Take the listing below and reproduce it in full. Change nothing.
════════
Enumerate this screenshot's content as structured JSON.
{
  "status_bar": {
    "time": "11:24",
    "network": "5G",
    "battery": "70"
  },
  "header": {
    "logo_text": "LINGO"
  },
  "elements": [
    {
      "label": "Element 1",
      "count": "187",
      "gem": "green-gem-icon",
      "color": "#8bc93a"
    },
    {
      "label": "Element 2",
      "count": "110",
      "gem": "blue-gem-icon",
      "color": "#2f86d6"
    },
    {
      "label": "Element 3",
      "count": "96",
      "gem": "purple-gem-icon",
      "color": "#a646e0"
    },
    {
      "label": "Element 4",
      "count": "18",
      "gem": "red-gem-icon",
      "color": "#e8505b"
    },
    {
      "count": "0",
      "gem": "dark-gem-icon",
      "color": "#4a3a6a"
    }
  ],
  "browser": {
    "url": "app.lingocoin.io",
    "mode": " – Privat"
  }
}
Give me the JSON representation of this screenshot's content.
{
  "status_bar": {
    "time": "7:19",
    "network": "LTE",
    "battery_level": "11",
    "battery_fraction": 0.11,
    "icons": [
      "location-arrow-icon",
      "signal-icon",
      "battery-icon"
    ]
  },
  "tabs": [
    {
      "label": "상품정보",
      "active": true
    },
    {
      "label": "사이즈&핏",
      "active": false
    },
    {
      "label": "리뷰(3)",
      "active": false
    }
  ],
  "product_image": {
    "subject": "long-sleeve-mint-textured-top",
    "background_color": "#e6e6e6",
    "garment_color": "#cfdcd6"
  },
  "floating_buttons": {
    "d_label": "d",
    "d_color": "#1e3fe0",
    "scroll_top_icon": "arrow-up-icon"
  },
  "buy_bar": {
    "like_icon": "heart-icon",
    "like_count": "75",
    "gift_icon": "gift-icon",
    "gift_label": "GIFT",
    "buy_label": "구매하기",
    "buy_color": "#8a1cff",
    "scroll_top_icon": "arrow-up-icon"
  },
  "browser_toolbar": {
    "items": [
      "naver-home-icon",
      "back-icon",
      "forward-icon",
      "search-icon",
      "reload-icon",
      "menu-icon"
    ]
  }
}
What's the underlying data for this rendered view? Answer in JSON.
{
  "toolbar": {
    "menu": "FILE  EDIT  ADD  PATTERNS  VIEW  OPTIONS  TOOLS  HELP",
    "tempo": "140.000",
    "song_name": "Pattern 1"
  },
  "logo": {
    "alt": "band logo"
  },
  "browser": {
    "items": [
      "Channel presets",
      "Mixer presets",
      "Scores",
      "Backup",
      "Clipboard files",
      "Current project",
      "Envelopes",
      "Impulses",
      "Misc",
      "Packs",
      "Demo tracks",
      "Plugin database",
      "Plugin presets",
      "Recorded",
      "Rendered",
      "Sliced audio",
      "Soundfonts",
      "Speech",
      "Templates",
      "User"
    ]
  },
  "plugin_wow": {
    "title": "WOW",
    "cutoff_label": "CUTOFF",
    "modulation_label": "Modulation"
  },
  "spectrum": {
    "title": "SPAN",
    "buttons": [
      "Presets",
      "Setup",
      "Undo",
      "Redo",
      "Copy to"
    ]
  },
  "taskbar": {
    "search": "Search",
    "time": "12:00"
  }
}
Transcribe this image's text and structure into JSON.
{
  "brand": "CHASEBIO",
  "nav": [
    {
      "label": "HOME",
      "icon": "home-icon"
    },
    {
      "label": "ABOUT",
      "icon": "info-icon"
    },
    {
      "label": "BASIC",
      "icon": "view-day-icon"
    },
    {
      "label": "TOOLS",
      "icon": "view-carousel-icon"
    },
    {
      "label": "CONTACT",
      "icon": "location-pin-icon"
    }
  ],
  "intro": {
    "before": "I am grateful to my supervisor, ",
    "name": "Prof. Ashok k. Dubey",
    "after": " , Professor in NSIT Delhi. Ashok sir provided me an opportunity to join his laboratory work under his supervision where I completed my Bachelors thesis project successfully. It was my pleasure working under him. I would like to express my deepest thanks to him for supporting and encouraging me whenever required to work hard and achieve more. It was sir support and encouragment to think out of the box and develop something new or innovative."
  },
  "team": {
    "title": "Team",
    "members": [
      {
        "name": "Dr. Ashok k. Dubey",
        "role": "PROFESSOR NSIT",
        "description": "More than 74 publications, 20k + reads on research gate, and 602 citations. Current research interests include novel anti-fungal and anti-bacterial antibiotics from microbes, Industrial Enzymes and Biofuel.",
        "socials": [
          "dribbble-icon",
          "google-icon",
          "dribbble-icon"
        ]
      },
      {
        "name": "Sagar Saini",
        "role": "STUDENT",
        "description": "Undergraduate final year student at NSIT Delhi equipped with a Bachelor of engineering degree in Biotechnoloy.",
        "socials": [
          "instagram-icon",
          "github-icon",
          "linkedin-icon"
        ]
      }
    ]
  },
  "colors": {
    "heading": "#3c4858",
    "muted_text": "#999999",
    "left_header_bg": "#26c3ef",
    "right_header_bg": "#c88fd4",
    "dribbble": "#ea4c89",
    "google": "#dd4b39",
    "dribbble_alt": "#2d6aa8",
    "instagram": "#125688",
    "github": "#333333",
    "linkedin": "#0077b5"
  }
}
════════
* [Output for this exercise]
Enumerate this screenshot's content as structured JSON.
{
  "status_bar": {
    "time": "11:24",
    "network": "5G",
    "battery": "70"
  },
  "header": {
    "logo_text": "LINGO"
  },
  "elements": [
    {
      "label": "Element 1",
      "count": "187",
      "gem": "green-gem-icon",
      "color": "#8bc93a"
    },
    {
      "label": "Element 2",
      "count": "110",
      "gem": "blue-gem-icon",
      "color": "#2f86d6"
    },
    {
      "label": "Element 3",
      "count": "96",
      "gem": "purple-gem-icon",
      "color": "#a646e0"
    },
    {
      "label": "Element 4",
      "count": "18",
      "gem": "red-gem-icon",
      "color": "#e8505b"
    },
    {
      "count": "0",
      "gem": "dark-gem-icon",
      "color": "#4a3a6a"
    }
  ],
  "browser": {
    "url": "app.lingocoin.io",
    "mode": " – Privat"
  }
}
Give me the JSON representation of this screenshot's content.
{
  "status_bar": {
    "time": "7:19",
    "network": "LTE",
    "battery_level": "11",
    "battery_fraction": 0.11,
    "icons": [
      "location-arrow-icon",
      "signal-icon",
      "battery-icon"
    ]
  },
  "tabs": [
    {
      "label": "상품정보",
      "active": true
    },
    {
      "label": "사이즈&핏",
      "active": false
    },
    {
      "label": "리뷰(3)",
      "active": false
    }
  ],
  "product_image": {
    "subject": "long-sleeve-mint-textured-top",
    "background_color": "#e6e6e6",
    "garment_color": "#cfdcd6"
  },
  "floating_buttons": {
    "d_label": "d",
    "d_color": "#1e3fe0",
    "scroll_top_icon": "arrow-up-icon"
  },
  "buy_bar": {
    "like_icon": "heart-icon",
    "like_count": "75",
    "gift_icon": "gift-icon",
    "gift_label": "GIFT",
    "buy_label": "구매하기",
    "buy_color": "#8a1cff",
    "scroll_top_icon": "arrow-up-icon"
  },
  "browser_toolbar": {
    "items": [
      "naver-home-icon",
      "back-icon",
      "forward-icon",
      "search-icon",
      "reload-icon",
      "menu-icon"
    ]
  }
}
What's the underlying data for this rendered view? Answer in JSON.
{
  "toolbar": {
    "menu": "FILE  EDIT  ADD  PATTERNS  VIEW  OPTIONS  TOOLS  HELP",
    "tempo": "140.000",
    "song_name": "Pattern 1"
  },
  "logo": {
    "alt": "band logo"
  },
  "browser": {
    "items": [
      "Channel presets",
      "Mixer presets",
      "Scores",
      "Backup",
      "Clipboard files",
      "Current project",
      "Envelopes",
      "Impulses",
      "Misc",
      "Packs",
      "Demo tracks",
      "Plugin database",
      "Plugin presets",
      "Recorded",
      "Rendered",
      "Sliced audio",
      "Soundfonts",
      "Speech",
      "Templates",
      "User"
    ]
  },
  "plugin_wow": {
    "title": "WOW",
    "cutoff_label": "CUTOFF",
    "modulation_label": "Modulation"
  },
  "spectrum": {
    "title": "SPAN",
    "buttons": [
      "Presets",
      "Setup",
      "Undo",
      "Redo",
      "Copy to"
    ]
  },
  "taskbar": {
    "search": "Search",
    "time": "12:00"
  }
}
Transcribe this image's text and structure into JSON.
{
  "brand": "CHASEBIO",
  "nav": [
    {
      "label": "HOME",
      "icon": "home-icon"
    },
    {
      "label": "ABOUT",
      "icon": "info-icon"
    },
    {
      "label": "BASIC",
      "icon": "view-day-icon"
    },
    {
      "label": "TOOLS",
      "icon": "view-carousel-icon"
    },
    {
      "label": "CONTACT",
      "icon": "location-pin-icon"
    }
  ],
  "intro": {
    "before": "I am grateful to my supervisor, ",
    "name": "Prof. Ashok k. Dubey",
    "after": " , Professor in NSIT Delhi. Ashok sir provided me an opportunity to join his laboratory work under his supervision where I completed my Bachelors thesis project successfully. It was my pleasure working under him. I would like to express my deepest thanks to him for supporting and encouraging me whenever required to work hard and achieve more. It was sir support and encouragment to think out of the box and develop something new or innovative."
  },
  "team": {
    "title": "Team",
    "members": [
      {
        "name": "Dr. Ashok k. Dubey",
        "role": "PROFESSOR NSIT",
        "description": "More than 74 publications, 20k + reads on research gate, and 602 citations. Current research interests include novel anti-fungal and anti-bacterial antibiotics from microbes, Industrial Enzymes and Biofuel.",
        "socials": [
          "dribbble-icon",
          "google-icon",
          "dribbble-icon"
        ]
      },
      {
        "name": "Sagar Saini",
        "role": "STUDENT",
        "description": "Undergraduate final year student at NSIT Delhi equipped with a Bachelor of engineering degree in Biotechnoloy.",
        "socials": [
          "instagram-icon",
          "github-icon",
          "linkedin-icon"
        ]
      }
    ]
  },
  "colors": {
    "heading": "#3c4858",
    "muted_text": "#999999",
    "left_header_bg": "#26c3ef",
    "right_header_bg": "#c88fd4",
    "dribbble": "#ea4c89",
    "google": "#dd4b39",
    "dribbble_alt": "#2d6aa8",
    "instagram": "#125688",
    "github": "#333333",
    "linkedin": "#0077b5"
  }
}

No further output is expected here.